§ Problem statement: Return only those lines of the records below in which "flag" appears.

§ Given data:
- - -

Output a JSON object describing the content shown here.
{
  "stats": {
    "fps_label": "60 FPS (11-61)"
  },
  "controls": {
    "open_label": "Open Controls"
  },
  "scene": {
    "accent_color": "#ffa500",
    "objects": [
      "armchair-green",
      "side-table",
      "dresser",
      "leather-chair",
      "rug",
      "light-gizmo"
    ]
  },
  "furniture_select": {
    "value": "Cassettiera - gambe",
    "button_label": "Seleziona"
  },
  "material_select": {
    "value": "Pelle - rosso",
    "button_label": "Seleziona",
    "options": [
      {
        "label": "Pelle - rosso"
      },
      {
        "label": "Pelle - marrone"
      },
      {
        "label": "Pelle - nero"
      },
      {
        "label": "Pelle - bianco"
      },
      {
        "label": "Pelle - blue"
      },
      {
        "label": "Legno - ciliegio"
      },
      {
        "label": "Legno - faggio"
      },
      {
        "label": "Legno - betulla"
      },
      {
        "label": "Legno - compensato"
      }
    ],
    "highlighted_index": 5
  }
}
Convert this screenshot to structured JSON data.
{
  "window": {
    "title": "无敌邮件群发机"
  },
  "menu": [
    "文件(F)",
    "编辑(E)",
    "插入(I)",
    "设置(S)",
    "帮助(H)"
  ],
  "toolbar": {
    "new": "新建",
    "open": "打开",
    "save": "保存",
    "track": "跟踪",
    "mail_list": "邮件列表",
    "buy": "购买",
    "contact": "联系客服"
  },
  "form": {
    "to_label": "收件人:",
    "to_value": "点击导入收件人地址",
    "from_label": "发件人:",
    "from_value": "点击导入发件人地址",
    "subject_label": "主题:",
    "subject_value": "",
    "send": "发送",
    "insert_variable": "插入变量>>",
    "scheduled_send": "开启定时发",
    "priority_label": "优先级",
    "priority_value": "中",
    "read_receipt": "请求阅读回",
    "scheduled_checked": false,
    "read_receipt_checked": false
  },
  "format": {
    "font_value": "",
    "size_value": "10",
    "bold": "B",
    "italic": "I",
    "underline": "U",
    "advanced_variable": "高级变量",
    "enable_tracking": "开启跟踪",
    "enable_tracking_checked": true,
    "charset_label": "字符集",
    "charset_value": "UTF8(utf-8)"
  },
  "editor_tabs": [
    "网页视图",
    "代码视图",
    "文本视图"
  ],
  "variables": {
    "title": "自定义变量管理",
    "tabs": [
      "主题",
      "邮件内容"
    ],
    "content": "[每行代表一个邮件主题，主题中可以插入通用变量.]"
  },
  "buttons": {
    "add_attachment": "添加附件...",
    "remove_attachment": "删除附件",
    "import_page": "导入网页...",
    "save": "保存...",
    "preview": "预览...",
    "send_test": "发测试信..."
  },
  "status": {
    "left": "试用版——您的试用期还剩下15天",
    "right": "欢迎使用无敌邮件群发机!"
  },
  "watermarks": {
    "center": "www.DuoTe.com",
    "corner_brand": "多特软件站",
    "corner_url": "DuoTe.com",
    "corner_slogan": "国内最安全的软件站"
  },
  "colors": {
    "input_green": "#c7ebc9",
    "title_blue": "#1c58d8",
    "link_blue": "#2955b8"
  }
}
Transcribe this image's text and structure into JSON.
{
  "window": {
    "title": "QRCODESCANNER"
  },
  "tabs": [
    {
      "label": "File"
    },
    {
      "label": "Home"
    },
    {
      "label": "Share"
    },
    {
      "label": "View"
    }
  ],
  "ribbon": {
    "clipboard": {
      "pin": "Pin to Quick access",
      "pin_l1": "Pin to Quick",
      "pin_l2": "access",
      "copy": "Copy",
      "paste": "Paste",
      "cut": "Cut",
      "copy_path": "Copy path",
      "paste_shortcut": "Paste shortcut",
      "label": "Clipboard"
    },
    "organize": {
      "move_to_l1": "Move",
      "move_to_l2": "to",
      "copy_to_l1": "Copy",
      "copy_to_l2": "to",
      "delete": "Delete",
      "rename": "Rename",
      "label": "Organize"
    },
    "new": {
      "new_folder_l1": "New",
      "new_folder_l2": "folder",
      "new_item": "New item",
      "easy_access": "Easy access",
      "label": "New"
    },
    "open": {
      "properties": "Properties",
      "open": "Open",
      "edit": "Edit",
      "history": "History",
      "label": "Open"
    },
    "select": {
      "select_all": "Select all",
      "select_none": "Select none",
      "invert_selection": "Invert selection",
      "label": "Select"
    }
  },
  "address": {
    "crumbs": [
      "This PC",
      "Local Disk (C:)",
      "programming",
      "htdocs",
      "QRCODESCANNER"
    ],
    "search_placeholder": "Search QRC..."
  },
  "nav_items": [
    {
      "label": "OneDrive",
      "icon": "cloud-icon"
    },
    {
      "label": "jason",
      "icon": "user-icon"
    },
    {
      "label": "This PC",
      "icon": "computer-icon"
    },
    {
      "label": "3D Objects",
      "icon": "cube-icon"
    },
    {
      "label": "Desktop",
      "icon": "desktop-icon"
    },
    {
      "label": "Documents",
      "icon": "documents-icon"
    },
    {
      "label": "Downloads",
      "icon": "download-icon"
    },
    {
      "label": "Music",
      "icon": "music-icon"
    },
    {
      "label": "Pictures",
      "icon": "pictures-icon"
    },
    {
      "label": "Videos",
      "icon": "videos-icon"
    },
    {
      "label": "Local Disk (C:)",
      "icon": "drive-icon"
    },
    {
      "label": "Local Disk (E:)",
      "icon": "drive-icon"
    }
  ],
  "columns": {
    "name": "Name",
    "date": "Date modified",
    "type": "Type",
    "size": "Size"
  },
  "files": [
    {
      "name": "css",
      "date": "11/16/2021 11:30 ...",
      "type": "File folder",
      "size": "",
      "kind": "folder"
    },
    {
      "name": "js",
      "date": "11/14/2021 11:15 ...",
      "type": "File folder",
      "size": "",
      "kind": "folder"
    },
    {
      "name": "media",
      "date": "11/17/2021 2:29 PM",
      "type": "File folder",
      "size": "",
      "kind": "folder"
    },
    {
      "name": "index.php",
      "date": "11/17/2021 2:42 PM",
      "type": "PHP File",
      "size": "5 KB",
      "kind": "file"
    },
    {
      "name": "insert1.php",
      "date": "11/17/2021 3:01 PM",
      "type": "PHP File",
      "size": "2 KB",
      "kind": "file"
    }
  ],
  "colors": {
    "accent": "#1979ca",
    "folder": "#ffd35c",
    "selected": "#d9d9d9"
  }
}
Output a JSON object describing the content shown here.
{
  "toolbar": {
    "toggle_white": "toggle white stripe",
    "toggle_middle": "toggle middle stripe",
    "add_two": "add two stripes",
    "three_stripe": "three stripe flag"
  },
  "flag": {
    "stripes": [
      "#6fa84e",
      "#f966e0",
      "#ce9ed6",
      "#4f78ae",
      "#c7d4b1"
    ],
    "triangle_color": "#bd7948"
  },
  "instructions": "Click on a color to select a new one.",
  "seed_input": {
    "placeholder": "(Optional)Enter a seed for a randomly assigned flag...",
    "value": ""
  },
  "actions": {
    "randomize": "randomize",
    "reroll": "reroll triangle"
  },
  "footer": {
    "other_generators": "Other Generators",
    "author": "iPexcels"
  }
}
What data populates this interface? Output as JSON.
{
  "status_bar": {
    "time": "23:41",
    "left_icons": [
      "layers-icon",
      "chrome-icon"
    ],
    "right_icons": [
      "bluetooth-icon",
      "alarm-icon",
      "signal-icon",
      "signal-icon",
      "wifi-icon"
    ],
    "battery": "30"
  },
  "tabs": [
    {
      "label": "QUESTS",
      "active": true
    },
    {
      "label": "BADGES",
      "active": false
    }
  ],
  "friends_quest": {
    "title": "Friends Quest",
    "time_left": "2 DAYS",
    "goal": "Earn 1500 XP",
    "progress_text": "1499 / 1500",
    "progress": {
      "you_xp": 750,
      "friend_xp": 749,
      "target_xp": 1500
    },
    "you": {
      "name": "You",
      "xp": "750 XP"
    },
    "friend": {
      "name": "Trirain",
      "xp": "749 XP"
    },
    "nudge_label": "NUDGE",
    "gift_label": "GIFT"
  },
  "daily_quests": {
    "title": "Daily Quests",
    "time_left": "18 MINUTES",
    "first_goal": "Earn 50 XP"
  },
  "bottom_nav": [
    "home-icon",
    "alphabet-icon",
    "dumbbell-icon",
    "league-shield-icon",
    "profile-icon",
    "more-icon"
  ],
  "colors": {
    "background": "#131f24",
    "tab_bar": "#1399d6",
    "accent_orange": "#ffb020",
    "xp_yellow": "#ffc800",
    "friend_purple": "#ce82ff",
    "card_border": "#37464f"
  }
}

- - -

§ Response to the task:
    "three_stripe": "three stripe flag"
  "flag": {
    "placeholder": "(Optional)Enter a seed for a randomly assigned flag...",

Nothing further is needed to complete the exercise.